- Opening Delimiter -

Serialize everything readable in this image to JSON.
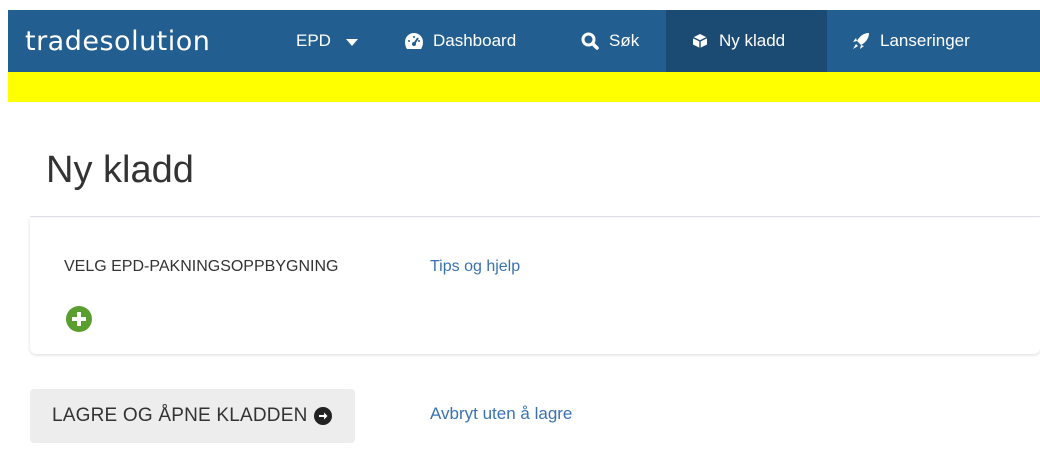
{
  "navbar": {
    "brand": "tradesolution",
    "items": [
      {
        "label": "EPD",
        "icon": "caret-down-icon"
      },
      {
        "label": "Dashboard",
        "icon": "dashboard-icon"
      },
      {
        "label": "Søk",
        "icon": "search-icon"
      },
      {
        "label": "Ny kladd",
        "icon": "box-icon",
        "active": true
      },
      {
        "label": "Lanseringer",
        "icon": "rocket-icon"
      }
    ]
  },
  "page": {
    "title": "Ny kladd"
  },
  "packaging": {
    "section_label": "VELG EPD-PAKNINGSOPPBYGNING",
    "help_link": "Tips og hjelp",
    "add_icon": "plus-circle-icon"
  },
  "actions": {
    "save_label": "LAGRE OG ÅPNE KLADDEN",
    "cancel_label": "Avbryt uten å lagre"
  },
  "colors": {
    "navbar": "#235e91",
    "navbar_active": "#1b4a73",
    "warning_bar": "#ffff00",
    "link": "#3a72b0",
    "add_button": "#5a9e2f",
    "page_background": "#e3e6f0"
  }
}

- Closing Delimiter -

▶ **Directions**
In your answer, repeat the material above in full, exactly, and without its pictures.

▶ **Answer below**
Serialize everything readable in this image to JSON.
{
  "navbar": {
    "brand": "tradesolution",
    "items": [
      {
        "label": "EPD",
        "icon": "caret-down-icon"
      },
      {
        "label": "Dashboard",
        "icon": "dashboard-icon"
      },
      {
        "label": "Søk",
        "icon": "search-icon"
      },
      {
        "label": "Ny kladd",
        "icon": "box-icon",
        "active": true
      },
      {
        "label": "Lanseringer",
        "icon": "rocket-icon"
      }
    ]
  },
  "page": {
    "title": "Ny kladd"
  },
  "packaging": {
    "section_label": "VELG EPD-PAKNINGSOPPBYGNING",
    "help_link": "Tips og hjelp",
    "add_icon": "plus-circle-icon"
  },
  "actions": {
    "save_label": "LAGRE OG ÅPNE KLADDEN",
    "cancel_label": "Avbryt uten å lagre"
  },
  "colors": {
    "navbar": "#235e91",
    "navbar_active": "#1b4a73",
    "warning_bar": "#ffff00",
    "link": "#3a72b0",
    "add_button": "#5a9e2f",
    "page_background": "#e3e6f0"
  }
}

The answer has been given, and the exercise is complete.